> **EXERCISE GOAL**: If pictures are present, leave them out, and copy the data word for word.

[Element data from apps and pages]
::::::

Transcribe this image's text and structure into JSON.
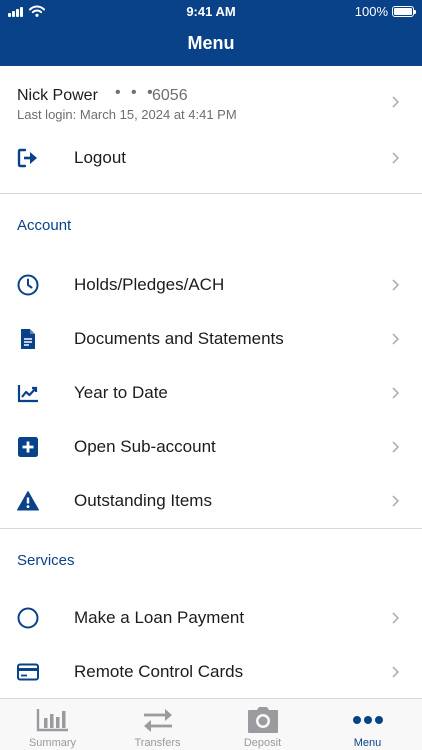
{
  "status_bar": {
    "time": "9:41 AM",
    "battery": "100%"
  },
  "header": {
    "title": "Menu"
  },
  "user": {
    "name": "Nick Power",
    "masked": "• • •",
    "account_suffix": "6056",
    "last_login": "Last login: March 15, 2024 at 4:41 PM"
  },
  "logout": {
    "label": "Logout",
    "icon": "logout-icon"
  },
  "sections": {
    "account": {
      "title": "Account",
      "items": [
        {
          "label": "Holds/Pledges/ACH",
          "icon": "clock-icon"
        },
        {
          "label": "Documents and Statements",
          "icon": "document-icon"
        },
        {
          "label": "Year to Date",
          "icon": "chart-icon"
        },
        {
          "label": "Open Sub-account",
          "icon": "plus-icon"
        },
        {
          "label": "Outstanding Items",
          "icon": "warning-icon"
        }
      ]
    },
    "services": {
      "title": "Services",
      "items": [
        {
          "label": "Make a Loan Payment",
          "icon": "circle-icon"
        },
        {
          "label": "Remote Control Cards",
          "icon": "card-icon"
        }
      ]
    }
  },
  "tabbar": {
    "tabs": [
      {
        "label": "Summary",
        "icon": "bar-chart-icon",
        "active": false
      },
      {
        "label": "Transfers",
        "icon": "transfer-icon",
        "active": false
      },
      {
        "label": "Deposit",
        "icon": "camera-icon",
        "active": false
      },
      {
        "label": "Menu",
        "icon": "more-icon",
        "active": true
      }
    ]
  },
  "colors": {
    "brand": "#0a4289",
    "muted": "#6e6e73",
    "inactive_tab": "#9a9a9f",
    "divider": "#d8d8dc"
  }
}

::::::

> **ANSWER FOR THIS EXERCISE**:
Transcribe this image's text and structure into JSON.
{
  "status_bar": {
    "time": "9:41 AM",
    "battery": "100%"
  },
  "header": {
    "title": "Menu"
  },
  "user": {
    "name": "Nick Power",
    "masked": "• • •",
    "account_suffix": "6056",
    "last_login": "Last login: March 15, 2024 at 4:41 PM"
  },
  "logout": {
    "label": "Logout",
    "icon": "logout-icon"
  },
  "sections": {
    "account": {
      "title": "Account",
      "items": [
        {
          "label": "Holds/Pledges/ACH",
          "icon": "clock-icon"
        },
        {
          "label": "Documents and Statements",
          "icon": "document-icon"
        },
        {
          "label": "Year to Date",
          "icon": "chart-icon"
        },
        {
          "label": "Open Sub-account",
          "icon": "plus-icon"
        },
        {
          "label": "Outstanding Items",
          "icon": "warning-icon"
        }
      ]
    },
    "services": {
      "title": "Services",
      "items": [
        {
          "label": "Make a Loan Payment",
          "icon": "circle-icon"
        },
        {
          "label": "Remote Control Cards",
          "icon": "card-icon"
        }
      ]
    }
  },
  "tabbar": {
    "tabs": [
      {
        "label": "Summary",
        "icon": "bar-chart-icon",
        "active": false
      },
      {
        "label": "Transfers",
        "icon": "transfer-icon",
        "active": false
      },
      {
        "label": "Deposit",
        "icon": "camera-icon",
        "active": false
      },
      {
        "label": "Menu",
        "icon": "more-icon",
        "active": true
      }
    ]
  },
  "colors": {
    "brand": "#0a4289",
    "muted": "#6e6e73",
    "inactive_tab": "#9a9a9f",
    "divider": "#d8d8dc"
  }
}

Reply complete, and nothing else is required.